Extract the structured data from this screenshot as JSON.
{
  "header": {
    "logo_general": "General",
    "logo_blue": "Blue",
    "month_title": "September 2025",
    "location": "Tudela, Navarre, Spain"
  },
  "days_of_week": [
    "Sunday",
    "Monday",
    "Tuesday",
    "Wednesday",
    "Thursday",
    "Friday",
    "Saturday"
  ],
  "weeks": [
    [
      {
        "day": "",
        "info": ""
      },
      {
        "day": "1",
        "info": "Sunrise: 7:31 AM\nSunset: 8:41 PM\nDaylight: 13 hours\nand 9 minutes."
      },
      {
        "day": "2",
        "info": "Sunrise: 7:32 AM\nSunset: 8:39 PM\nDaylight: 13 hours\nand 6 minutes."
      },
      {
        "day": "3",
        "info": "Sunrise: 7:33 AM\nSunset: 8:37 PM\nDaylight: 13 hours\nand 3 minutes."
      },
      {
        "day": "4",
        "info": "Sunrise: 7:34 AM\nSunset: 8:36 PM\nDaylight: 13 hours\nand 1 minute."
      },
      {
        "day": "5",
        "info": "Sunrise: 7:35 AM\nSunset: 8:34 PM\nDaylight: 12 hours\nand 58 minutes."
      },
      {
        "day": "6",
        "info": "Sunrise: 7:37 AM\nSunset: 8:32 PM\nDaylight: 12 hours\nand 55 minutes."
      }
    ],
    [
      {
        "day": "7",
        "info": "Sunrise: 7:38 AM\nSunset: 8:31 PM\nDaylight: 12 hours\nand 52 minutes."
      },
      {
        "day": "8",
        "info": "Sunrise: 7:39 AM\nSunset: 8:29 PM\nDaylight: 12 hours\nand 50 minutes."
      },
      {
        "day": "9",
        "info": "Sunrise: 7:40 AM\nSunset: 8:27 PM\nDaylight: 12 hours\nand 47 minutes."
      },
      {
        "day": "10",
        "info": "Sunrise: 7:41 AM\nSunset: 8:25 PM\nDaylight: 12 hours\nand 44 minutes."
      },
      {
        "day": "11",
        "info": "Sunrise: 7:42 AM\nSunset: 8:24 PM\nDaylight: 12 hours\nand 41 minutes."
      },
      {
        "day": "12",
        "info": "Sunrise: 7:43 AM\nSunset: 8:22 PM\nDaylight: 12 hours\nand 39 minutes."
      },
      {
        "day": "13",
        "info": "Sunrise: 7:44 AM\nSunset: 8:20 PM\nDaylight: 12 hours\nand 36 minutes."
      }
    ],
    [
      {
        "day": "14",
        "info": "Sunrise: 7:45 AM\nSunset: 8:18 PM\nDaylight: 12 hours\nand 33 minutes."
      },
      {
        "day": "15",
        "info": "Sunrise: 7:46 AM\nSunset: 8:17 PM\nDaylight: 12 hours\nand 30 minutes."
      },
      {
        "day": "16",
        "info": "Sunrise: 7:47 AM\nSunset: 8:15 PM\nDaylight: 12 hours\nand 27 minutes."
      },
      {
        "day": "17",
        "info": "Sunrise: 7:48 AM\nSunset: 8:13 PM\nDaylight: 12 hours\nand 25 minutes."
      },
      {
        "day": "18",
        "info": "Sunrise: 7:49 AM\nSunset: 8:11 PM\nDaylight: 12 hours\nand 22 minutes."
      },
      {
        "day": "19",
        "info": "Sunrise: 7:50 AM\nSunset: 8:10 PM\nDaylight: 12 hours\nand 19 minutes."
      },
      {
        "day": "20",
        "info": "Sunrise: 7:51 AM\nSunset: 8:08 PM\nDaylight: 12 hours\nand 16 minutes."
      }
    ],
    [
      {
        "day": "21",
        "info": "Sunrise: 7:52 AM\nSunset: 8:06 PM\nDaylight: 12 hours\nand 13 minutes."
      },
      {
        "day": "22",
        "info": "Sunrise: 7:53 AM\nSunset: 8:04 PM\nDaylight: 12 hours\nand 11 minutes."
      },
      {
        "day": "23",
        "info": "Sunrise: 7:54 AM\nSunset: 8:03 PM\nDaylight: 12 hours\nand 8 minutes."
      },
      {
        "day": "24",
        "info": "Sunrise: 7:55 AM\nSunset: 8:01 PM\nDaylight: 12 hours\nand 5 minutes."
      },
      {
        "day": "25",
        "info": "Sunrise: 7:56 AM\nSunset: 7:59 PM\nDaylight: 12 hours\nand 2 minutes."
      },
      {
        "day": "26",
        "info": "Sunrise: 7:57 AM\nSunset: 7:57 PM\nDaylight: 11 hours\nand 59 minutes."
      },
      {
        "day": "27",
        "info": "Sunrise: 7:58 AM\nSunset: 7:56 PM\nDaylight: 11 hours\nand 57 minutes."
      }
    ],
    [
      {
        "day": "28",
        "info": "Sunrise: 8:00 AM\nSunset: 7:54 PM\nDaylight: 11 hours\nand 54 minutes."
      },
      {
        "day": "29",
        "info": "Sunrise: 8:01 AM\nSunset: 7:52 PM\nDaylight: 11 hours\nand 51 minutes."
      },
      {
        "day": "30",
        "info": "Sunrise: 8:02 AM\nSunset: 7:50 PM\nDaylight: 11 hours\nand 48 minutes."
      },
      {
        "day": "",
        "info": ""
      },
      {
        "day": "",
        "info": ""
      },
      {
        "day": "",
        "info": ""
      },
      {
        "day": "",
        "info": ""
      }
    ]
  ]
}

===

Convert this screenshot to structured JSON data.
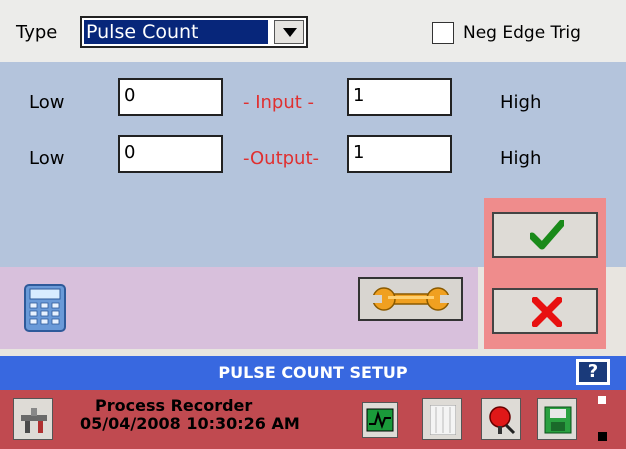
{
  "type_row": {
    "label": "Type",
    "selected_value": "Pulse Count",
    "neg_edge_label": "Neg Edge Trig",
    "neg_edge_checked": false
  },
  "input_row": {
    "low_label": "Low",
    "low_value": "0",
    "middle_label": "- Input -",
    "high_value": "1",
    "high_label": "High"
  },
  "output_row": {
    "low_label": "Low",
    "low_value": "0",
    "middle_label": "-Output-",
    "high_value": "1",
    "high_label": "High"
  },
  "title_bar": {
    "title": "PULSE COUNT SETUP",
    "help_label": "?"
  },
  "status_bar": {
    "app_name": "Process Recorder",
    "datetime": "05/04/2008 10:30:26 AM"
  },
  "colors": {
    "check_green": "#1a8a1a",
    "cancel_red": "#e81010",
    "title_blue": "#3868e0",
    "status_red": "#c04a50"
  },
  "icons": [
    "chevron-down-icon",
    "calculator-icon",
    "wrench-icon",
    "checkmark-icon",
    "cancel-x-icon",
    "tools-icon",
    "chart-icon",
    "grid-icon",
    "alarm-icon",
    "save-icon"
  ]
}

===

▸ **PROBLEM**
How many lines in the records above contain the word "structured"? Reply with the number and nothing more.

▸ **SOLUTION TO THIS PROBLEM**
2